- In a letter sent to President Barack Obama on Thursday, Laborers International Union of North America President Terry O’Sullivan wrote that the law has “destructive consequences” for the types of health plans that cover millions of unionized construction workers and their family members.
- The letter follows a separate one written last week by the heads of the International Brotherhood of Teamsters, the United Food and Commercial Workers and Unite Here, expressing similar concerns to Congress’s top Democrats, Sen. Harry Reid and Rep. Nancy Pelosi. The International Brotherhood of Electrical Workers took out print ads raising alarms about the law last week as well.
- Mr. O’Sullivan zeroed in on some factors that could directly impact unionized construction workers who are typically covered by multiemployer plans. He noted that costs are rising for such plans because of the law’s benefit mandates. Moreover, a tax under the law would cost such health plans $63 per covered individual, or $630,000 for a plan covering 10,000 people, he wrote. The proceeds of the tax will be used to subsidize insurance companies offering health plans in the Health Exchanges.
- “In effect, ACA takes money from the pockets of each laborer covered by a health and welfare fund and gives it to for-profit insurance companies,” Mr. O’Sullivan wrote. Those added costs will eventually impact collective bargaining agreements, he said, making union construction companies less competitive than nonunion ones and resulting in less work for union laborers.

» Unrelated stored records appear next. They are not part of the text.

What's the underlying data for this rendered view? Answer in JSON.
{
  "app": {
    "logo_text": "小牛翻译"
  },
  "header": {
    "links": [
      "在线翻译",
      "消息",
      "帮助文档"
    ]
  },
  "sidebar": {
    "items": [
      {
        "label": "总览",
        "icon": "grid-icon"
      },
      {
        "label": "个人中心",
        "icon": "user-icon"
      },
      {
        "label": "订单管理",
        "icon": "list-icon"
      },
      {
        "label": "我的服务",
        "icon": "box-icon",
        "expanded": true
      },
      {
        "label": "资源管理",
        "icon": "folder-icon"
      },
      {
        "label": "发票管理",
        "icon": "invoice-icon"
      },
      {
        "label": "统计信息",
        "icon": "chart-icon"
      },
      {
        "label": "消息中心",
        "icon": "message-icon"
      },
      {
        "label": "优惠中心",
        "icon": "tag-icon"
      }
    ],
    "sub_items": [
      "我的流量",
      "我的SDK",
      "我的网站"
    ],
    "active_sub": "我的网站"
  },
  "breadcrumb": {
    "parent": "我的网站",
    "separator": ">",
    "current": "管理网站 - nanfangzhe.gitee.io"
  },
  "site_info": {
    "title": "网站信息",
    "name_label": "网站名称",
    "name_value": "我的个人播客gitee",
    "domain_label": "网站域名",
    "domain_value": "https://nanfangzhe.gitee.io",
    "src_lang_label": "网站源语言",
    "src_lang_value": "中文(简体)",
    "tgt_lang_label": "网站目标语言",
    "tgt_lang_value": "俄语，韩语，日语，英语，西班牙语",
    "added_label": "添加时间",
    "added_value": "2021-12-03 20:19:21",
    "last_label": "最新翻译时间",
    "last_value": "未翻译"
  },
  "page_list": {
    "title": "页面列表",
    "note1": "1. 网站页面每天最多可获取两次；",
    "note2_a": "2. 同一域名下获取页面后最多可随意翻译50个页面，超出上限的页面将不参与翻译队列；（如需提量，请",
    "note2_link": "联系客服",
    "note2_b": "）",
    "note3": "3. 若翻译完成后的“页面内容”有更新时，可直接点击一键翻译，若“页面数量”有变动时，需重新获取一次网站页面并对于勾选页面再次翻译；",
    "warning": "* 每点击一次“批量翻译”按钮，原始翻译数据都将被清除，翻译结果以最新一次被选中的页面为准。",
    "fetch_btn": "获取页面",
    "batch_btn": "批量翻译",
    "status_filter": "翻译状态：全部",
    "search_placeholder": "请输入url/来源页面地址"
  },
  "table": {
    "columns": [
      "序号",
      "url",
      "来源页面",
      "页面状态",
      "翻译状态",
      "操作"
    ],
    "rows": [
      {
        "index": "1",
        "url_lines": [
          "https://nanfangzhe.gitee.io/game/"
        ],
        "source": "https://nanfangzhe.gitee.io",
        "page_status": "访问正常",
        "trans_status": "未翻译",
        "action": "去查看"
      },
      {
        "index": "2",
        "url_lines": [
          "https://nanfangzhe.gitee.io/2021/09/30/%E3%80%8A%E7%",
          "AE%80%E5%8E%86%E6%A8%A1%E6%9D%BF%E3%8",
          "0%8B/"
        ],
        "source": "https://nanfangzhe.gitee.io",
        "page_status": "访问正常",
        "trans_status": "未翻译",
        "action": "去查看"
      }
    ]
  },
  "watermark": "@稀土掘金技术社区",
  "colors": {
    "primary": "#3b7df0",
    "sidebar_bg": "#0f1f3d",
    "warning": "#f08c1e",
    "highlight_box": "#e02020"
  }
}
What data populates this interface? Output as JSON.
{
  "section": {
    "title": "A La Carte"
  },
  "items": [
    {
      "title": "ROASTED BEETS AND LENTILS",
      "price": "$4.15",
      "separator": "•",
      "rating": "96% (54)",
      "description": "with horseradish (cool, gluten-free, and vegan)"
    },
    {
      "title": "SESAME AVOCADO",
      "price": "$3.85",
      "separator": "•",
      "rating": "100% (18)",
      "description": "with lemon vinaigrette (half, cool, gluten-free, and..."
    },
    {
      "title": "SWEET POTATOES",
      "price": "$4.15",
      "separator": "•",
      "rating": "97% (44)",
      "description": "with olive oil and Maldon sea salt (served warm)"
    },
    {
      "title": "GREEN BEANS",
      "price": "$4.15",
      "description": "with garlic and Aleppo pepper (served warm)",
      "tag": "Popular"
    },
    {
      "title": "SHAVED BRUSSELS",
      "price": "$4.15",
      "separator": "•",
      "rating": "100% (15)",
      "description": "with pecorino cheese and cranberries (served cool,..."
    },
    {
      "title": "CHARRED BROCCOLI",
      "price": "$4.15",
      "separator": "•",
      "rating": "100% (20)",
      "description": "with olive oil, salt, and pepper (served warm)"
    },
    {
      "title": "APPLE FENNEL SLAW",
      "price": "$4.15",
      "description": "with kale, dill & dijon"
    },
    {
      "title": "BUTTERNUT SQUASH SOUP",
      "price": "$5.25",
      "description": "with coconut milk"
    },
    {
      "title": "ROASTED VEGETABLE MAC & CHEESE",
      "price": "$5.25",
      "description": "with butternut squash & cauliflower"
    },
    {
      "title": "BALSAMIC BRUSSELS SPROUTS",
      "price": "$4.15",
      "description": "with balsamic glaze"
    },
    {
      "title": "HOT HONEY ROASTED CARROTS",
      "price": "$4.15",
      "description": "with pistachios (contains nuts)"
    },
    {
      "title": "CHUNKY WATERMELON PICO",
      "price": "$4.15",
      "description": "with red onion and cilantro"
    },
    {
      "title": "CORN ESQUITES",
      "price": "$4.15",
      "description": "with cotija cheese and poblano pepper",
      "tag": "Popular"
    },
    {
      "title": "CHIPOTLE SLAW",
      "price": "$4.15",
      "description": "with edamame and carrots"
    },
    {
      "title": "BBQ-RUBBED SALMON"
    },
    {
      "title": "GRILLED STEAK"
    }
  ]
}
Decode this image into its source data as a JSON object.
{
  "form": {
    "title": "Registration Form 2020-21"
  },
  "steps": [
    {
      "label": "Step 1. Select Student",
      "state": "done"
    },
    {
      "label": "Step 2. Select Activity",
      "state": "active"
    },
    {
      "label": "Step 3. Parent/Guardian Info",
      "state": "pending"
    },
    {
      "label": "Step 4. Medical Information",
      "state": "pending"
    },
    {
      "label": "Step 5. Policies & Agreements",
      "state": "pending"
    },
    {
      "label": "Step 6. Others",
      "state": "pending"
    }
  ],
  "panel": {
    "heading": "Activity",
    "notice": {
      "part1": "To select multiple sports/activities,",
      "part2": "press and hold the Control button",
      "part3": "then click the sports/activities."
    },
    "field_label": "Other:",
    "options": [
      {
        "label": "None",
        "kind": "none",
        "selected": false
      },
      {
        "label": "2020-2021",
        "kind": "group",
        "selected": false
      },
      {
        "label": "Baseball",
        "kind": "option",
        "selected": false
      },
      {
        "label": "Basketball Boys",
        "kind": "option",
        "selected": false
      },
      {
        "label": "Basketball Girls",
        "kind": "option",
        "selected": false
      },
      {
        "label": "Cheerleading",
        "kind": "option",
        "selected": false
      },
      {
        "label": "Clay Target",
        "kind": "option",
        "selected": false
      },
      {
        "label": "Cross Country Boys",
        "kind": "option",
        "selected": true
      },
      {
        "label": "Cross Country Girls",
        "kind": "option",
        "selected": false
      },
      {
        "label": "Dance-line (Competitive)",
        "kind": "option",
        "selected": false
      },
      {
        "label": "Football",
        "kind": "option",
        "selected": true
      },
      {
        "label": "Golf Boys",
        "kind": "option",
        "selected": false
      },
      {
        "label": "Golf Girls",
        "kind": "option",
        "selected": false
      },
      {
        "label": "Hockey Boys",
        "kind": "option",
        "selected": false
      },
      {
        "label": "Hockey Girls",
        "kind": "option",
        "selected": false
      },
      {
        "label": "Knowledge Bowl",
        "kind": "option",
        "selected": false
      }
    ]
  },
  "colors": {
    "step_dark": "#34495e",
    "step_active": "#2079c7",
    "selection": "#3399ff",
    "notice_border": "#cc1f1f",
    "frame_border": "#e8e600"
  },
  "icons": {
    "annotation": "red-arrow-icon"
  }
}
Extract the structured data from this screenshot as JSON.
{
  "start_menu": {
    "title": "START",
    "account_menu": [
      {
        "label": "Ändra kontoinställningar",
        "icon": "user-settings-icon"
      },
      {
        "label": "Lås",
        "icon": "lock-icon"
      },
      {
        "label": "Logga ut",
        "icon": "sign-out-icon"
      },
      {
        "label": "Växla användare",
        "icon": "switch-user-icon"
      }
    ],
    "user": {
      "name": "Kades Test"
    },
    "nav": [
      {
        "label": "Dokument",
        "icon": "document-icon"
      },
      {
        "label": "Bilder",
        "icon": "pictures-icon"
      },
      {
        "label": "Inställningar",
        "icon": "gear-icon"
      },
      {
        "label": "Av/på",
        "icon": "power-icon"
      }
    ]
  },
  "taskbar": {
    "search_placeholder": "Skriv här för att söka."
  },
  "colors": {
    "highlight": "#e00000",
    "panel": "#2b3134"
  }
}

- Mr. O’Sullivan concluded: “Approximately 3 million laborers, retirees, and their families now face the very real prospect of losing their health benefits. This, I must remind you, was something that you promised would not happen.”
The laborers union, with about 570,000 members, is one of a few major unions that didn’t support enactment of Affordable Care Act, Mr. O’Sullivan reminded Mr. Obama. “Now, we have watched as the implementation of the law has progressed, our fears have become reality,” he wrote.
*Modified from a WSJ.com article